Dry Eye Syndrome

Every person has probably felt the sensation of itching and as if there was a foreign body in the eye. As a rule these complaints pass by. But if the complaints turn into a daily nuisance, you might be experiencing the dry eye syndrome.

The dry eye syndrome is formed when tear production is slow, its function is not adequate and the tear film covering the eye is fragmented and unstable.

The tear film consists of three parts:

  • exterior layer or oil layer that prevents the tear fluid from evaporating;
  • middle layer or water layer that makes up the largest part and consists mostly of water;
  • interior layer or the mucus layer that helps the tear film form connections with the cornea’s epithelial cells.

Tear film forms up a significant part of the eye’s power to break optical light and if there are defects in that structure, then also optics and vision acuity are affected. Tear film also has a protection function that is lessened in case of defects and therefore also inflammations are more sudden.

The dry eye syndrome is a disease with many factors which means that problems may lie in eyelids, lacrimal glands, eyelid gland, cornea or mucous membrane. The disease has many symptoms that affect a person’s life quality significantly and which treatment can be quite complicated.

The studies have concluded that nearly 18% of women and 11% of men experience dry eye complaints during their life and aging increases the risk of growing into a syndrome.

The cause of dry eye syndrome for younger people are associated with:

  • working with computer and other screens – eye blinking decreases;
  • using air conditioner;
  • using contact lenses;
  • patients’ eyes may be more dry after refractive surgery;
  • air being too dry at work or at home;
  • pregnancy, breast-feeding or using contraceptives;
  • using antidepressants, heart medication or other medication.

The cause of dry eye syndrome for older people are associated with:

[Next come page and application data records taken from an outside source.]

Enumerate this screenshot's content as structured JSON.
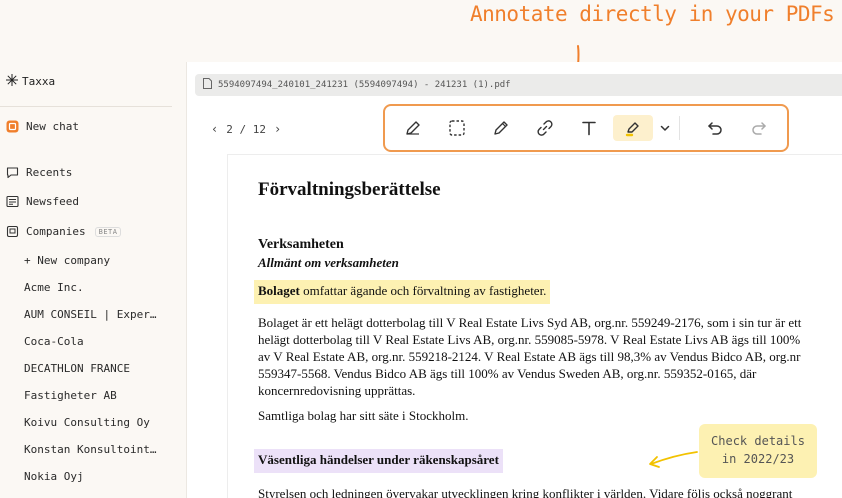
{
  "headline": "Annotate directly in your PDFs",
  "sidebar": {
    "brand": "Taxxa",
    "new_chat": "New chat",
    "recents": "Recents",
    "newsfeed": "Newsfeed",
    "companies": "Companies",
    "beta": "BETA",
    "new_company": "+ New company",
    "company_list": [
      "Acme Inc.",
      "AUM CONSEIL | Exper…",
      "Coca-Cola",
      "DECATHLON FRANCE",
      "Fastigheter AB",
      "Koivu Consulting Oy",
      "Konstan Konsultoint…",
      "Nokia Oyj"
    ]
  },
  "viewer": {
    "file_name": "5594097494_240101_241231 (5594097494) - 241231 (1).pdf",
    "page_indicator": "2 / 12"
  },
  "toolbar": {
    "tools": [
      "pen-icon",
      "select-area-icon",
      "pencil-icon",
      "link-icon",
      "text-icon",
      "highlighter-icon"
    ],
    "accent": "#f09a4f"
  },
  "document": {
    "title": "Förvaltningsberättelse",
    "section_heading": "Verksamheten",
    "subheading": "Allmänt om verksamheten",
    "highlight_bold": "Bolaget",
    "highlight_rest": " omfattar ägande och förvaltning av fastigheter.",
    "paragraph_lines": [
      "Bolaget är ett helägt dotterbolag till V Real Estate Livs Syd AB, org.nr. 559249-2176, som i sin tur är ett",
      "helägt dotterbolag till V Real Estate Livs AB, org.nr. 559085-5978. V Real Estate Livs AB ägs till 100%",
      "av V Real Estate AB, org.nr. 559218-2124. V Real Estate AB ägs till 98,3% av Vendus Bidco AB, org.nr",
      "559347-5568. Vendus Bidco AB ägs till 100% av Vendus Sweden AB, org.nr. 559352-0165, där",
      "koncernredovisning upprättas."
    ],
    "seat_text": "Samtliga bolag har sitt säte i Stockholm.",
    "purple_heading": "Väsentliga händelser under räkenskapsåret",
    "last_line": "Styrelsen och ledningen övervakar utvecklingen kring konflikter i världen. Vidare följs också noggrant"
  },
  "callout": {
    "line1": "Check details",
    "line2": "in 2022/23",
    "color": "#fdf1b2"
  }
}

  • decreased production of tear fluid related to aging;
  • hormonal changes accompaning menopause;
  • the dysfunction of the eyelid gland;
  • postoperative corneal changes.

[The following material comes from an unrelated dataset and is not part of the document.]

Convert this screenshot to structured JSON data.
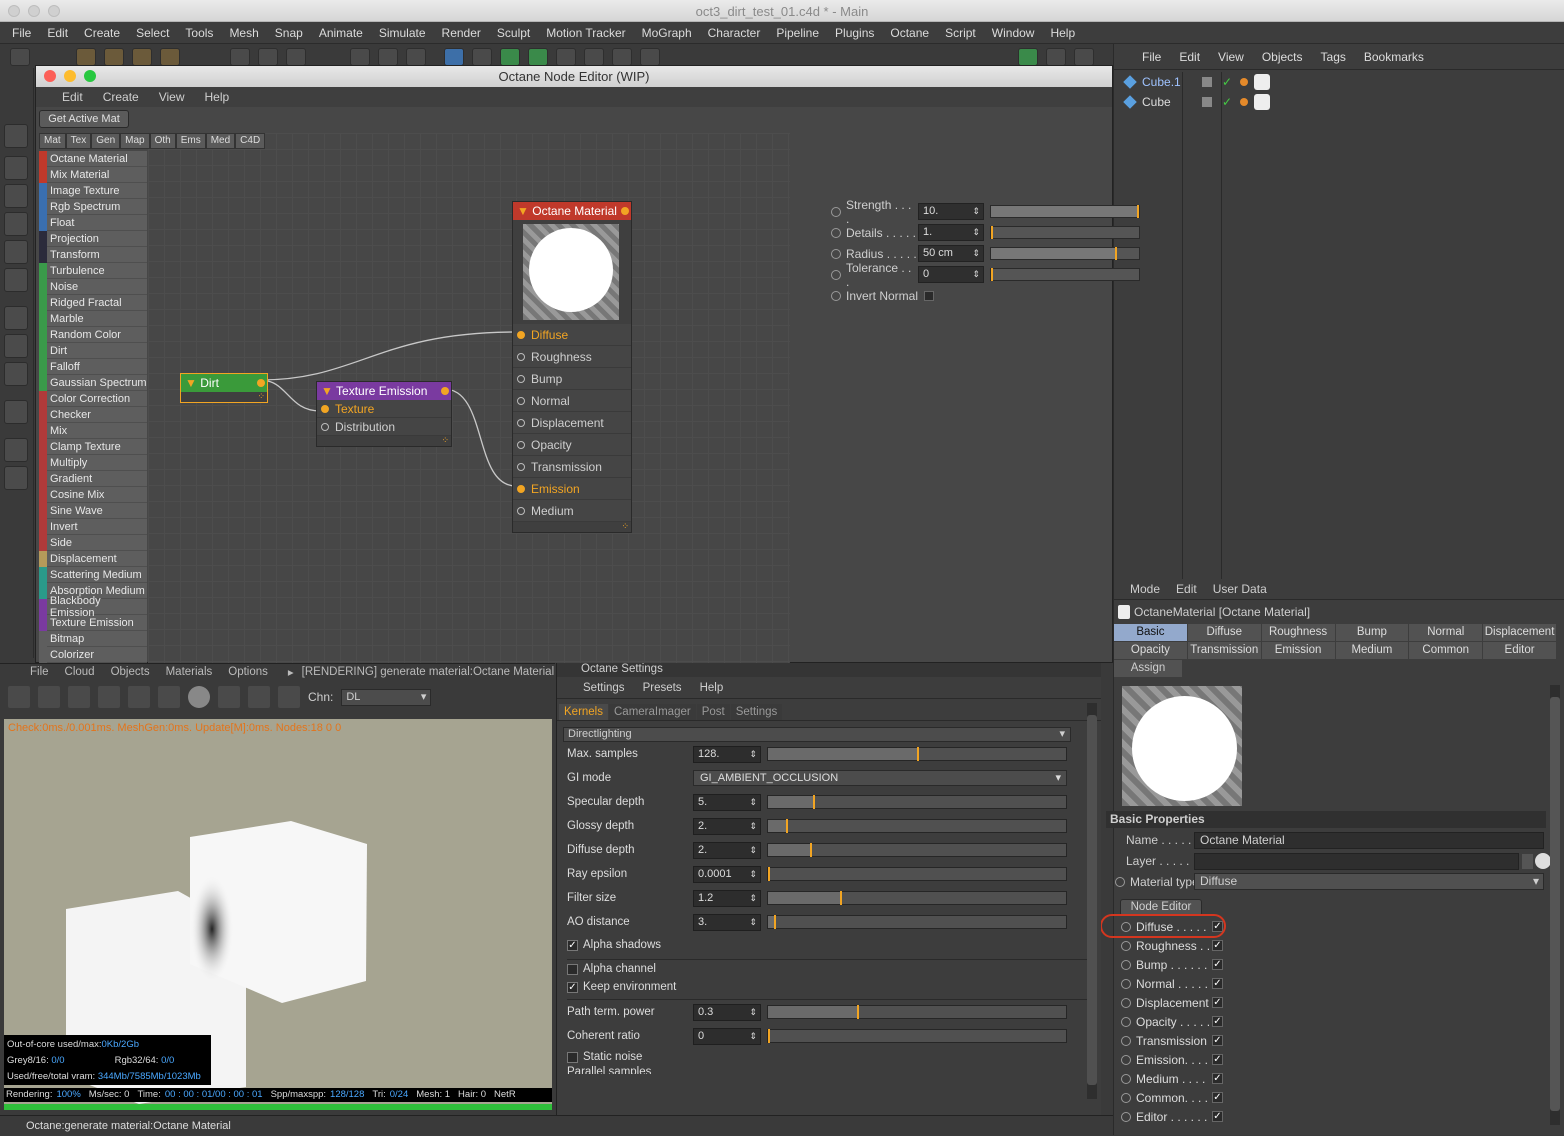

Complaints of the dry eye syndrome are very different:

  • the sensation of having sand in the eye
  • sense of stinging
  • sense of pain
  • eyes itching
  • soreness
  • sensitivity and agitation, a burning sensation
  • blurry vision
  • sense of having a film before the eyes
  • eyes watering
  • red eyes
  • sensitivity to light

It is not possible to cure the dry eye syndrome but it is certainly possible to relieve it. It might help to increase air moisture with special humidifiers. When working with computer, it helps to position the monitor a little lower from the eye level, then the upper lid covers the greater part of the eye’s surface.
It is also important to make a small break after every 20–30 minutes.

In many cases it helps to use moisturizing eye drops. Which type of eye drops to use, please turn to your ophtalmologist for a consultation, as there is a wide variety of eye drops with different effects. It might also help to take omega‑3 fatty acids that promote the work of eyelid gland. In more severe cases it is possible to position shutters into the eye’s tear duct which block the tears from moving into the tear channel and makes them stay on the eye’s surface and thus moisturizing the eye.